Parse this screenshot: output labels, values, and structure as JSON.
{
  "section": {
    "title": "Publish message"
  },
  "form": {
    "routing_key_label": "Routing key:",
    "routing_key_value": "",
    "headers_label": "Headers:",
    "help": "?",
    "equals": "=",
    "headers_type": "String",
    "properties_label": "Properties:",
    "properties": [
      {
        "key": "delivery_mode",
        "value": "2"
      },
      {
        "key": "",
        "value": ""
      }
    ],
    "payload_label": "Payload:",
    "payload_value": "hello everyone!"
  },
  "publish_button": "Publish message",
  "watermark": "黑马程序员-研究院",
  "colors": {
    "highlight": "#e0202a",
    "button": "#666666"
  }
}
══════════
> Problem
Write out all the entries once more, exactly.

> Solution for this task
Parse this screenshot: output labels, values, and structure as JSON.
{
  "section": {
    "title": "Publish message"
  },
  "form": {
    "routing_key_label": "Routing key:",
    "routing_key_value": "",
    "headers_label": "Headers:",
    "help": "?",
    "equals": "=",
    "headers_type": "String",
    "properties_label": "Properties:",
    "properties": [
      {
        "key": "delivery_mode",
        "value": "2"
      },
      {
        "key": "",
        "value": ""
      }
    ],
    "payload_label": "Payload:",
    "payload_value": "hello everyone!"
  },
  "publish_button": "Publish message",
  "watermark": "黑马程序员-研究院",
  "colors": {
    "highlight": "#e0202a",
    "button": "#666666"
  }
}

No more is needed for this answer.